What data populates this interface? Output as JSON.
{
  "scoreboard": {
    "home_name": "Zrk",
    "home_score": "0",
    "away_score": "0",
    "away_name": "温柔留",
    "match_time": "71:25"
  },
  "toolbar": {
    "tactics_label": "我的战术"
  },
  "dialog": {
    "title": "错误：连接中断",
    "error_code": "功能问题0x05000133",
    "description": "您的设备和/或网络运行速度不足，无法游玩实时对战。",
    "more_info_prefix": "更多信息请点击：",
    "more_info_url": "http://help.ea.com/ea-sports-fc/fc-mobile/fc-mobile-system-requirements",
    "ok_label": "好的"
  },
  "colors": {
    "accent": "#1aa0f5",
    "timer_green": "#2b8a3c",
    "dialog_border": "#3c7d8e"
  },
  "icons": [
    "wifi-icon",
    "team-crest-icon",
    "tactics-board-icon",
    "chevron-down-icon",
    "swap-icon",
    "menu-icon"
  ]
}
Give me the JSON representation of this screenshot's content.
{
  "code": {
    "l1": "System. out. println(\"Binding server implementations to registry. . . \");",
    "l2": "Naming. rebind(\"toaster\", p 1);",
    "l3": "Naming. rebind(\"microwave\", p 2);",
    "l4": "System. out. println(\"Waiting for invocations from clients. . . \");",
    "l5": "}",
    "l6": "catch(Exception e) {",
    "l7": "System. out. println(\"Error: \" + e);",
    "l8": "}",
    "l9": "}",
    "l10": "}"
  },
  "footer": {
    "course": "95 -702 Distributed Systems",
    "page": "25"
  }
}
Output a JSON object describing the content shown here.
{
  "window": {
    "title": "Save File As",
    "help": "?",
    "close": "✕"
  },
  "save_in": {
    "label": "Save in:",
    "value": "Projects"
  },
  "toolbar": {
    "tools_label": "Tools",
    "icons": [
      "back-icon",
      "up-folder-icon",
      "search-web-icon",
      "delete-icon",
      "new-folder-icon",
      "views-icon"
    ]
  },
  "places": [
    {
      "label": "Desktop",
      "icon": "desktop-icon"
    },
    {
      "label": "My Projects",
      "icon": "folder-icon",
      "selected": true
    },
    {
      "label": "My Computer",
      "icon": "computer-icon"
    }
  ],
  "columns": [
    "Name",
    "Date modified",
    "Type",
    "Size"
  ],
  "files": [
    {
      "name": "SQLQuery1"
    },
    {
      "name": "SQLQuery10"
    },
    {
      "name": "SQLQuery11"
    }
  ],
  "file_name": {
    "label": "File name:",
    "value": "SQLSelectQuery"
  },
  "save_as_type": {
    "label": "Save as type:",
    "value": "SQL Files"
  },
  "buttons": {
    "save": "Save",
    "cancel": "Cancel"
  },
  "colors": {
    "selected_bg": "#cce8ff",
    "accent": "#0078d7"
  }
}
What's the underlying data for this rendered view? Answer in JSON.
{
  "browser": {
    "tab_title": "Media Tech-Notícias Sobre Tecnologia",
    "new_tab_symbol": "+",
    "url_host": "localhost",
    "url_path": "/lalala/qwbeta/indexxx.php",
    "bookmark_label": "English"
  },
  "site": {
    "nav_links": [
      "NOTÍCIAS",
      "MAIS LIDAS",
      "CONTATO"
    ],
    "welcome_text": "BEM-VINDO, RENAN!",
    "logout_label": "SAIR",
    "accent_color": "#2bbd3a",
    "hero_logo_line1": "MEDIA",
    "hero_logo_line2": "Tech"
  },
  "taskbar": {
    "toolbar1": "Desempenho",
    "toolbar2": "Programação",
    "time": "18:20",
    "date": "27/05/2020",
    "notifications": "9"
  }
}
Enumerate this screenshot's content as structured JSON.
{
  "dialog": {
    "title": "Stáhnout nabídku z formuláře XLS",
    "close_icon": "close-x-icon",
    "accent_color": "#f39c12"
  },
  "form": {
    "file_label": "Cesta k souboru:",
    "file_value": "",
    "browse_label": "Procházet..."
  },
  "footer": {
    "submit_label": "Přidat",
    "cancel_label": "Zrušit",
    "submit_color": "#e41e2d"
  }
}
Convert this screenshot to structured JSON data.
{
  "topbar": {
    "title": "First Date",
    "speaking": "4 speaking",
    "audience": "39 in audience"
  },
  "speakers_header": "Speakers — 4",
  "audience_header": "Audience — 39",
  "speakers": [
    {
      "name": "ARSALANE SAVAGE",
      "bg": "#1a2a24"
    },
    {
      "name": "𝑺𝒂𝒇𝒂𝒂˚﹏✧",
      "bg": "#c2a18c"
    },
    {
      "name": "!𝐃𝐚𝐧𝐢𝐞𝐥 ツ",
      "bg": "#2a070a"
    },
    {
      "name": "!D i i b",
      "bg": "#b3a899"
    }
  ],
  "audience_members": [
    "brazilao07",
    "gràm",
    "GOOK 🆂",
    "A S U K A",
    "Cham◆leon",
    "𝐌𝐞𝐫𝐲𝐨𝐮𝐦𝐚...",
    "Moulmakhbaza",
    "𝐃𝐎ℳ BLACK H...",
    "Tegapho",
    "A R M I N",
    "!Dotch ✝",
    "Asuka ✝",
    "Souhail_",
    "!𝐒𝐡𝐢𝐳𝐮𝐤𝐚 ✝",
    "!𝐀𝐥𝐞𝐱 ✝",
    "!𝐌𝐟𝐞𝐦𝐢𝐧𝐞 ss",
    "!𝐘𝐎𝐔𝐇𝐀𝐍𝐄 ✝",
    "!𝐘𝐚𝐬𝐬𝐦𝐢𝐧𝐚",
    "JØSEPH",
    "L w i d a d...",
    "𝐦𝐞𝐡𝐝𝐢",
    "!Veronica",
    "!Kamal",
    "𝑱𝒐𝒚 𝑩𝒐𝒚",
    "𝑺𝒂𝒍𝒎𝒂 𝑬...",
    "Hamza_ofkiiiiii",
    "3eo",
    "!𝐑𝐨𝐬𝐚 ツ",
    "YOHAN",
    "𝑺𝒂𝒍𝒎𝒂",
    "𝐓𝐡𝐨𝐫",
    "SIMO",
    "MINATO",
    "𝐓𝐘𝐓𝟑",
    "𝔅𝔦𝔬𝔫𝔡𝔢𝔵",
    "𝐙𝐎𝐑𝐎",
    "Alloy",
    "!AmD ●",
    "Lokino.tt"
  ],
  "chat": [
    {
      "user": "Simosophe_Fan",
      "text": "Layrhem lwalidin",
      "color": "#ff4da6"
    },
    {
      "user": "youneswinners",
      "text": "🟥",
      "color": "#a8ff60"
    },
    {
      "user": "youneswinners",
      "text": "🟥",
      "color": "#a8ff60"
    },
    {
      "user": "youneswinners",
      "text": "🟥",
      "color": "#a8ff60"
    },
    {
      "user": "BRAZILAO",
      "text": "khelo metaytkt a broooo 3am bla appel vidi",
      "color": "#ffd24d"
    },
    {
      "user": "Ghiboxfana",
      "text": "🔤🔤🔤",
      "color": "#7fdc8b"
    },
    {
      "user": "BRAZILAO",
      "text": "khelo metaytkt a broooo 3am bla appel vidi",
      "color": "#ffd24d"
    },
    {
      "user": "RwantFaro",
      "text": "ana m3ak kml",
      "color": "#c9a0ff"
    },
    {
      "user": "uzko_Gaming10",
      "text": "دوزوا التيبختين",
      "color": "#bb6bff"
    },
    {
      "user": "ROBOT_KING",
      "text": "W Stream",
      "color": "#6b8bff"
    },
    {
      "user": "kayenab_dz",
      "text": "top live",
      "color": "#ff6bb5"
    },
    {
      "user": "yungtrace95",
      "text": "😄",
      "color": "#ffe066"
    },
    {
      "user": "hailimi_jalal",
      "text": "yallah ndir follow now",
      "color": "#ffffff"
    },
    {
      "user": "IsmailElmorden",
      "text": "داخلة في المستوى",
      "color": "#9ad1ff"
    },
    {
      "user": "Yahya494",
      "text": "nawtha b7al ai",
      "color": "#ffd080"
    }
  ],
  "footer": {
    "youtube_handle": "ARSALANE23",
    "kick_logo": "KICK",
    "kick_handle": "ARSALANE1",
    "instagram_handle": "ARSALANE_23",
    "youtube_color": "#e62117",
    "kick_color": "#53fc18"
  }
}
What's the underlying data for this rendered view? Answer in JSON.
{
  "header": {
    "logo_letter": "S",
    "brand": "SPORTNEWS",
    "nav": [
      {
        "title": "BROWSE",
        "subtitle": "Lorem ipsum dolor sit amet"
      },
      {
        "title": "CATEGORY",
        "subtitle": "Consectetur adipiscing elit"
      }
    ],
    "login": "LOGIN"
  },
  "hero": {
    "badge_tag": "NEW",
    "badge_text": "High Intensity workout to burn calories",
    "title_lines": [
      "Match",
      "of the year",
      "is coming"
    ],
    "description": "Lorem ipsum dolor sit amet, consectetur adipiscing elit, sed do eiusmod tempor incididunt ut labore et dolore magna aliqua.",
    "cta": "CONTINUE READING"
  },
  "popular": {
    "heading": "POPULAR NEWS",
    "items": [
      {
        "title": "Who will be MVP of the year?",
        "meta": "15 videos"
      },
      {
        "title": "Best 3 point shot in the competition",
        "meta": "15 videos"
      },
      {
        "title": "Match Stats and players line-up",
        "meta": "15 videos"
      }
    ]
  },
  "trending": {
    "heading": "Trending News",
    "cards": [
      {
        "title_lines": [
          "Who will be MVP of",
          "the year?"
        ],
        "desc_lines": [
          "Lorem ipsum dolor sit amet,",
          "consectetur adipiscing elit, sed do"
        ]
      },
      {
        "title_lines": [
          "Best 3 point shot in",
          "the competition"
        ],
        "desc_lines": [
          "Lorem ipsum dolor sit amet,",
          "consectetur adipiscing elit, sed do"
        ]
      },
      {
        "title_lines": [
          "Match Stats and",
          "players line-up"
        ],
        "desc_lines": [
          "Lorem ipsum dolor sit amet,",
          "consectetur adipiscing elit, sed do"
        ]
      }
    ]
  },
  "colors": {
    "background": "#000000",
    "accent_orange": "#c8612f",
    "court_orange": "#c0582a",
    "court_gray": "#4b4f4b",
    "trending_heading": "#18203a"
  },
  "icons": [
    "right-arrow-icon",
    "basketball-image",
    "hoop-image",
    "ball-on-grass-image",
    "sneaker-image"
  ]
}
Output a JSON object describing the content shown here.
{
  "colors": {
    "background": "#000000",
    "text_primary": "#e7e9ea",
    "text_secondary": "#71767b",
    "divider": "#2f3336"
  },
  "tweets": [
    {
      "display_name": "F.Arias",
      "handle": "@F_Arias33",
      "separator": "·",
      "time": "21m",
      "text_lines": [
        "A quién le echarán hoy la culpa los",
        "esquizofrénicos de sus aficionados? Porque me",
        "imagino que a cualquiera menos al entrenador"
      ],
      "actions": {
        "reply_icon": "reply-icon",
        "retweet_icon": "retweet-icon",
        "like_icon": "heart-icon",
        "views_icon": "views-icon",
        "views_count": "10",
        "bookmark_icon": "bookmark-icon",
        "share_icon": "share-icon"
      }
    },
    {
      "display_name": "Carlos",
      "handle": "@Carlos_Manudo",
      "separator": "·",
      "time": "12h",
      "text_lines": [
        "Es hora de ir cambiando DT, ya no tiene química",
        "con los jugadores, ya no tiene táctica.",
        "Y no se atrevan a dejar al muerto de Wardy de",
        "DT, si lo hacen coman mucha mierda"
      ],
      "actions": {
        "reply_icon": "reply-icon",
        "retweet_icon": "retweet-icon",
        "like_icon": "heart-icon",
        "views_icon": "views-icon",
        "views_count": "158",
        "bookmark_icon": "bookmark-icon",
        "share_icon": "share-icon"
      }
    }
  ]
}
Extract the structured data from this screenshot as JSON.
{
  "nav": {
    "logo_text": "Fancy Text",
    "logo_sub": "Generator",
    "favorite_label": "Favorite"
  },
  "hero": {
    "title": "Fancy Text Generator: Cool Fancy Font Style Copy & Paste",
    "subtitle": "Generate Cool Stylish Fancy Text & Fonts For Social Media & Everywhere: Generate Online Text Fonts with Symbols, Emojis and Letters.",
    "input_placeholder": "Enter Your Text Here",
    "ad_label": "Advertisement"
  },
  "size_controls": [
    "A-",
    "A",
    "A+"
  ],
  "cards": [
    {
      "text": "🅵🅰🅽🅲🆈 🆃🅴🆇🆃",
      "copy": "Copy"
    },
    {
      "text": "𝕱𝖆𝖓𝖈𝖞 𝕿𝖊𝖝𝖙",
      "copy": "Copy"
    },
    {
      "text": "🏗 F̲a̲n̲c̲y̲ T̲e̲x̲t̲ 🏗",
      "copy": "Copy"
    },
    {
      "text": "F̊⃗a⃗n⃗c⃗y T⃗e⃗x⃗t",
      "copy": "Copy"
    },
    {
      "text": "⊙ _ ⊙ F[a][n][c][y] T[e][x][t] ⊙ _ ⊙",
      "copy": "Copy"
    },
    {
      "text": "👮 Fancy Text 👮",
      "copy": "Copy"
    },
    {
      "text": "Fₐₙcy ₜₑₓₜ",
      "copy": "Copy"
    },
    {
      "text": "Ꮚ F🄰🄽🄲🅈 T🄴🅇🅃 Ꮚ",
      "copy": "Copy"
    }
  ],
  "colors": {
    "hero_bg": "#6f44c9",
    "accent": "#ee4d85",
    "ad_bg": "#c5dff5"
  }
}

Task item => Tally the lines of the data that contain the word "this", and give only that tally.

Exercise answer => 7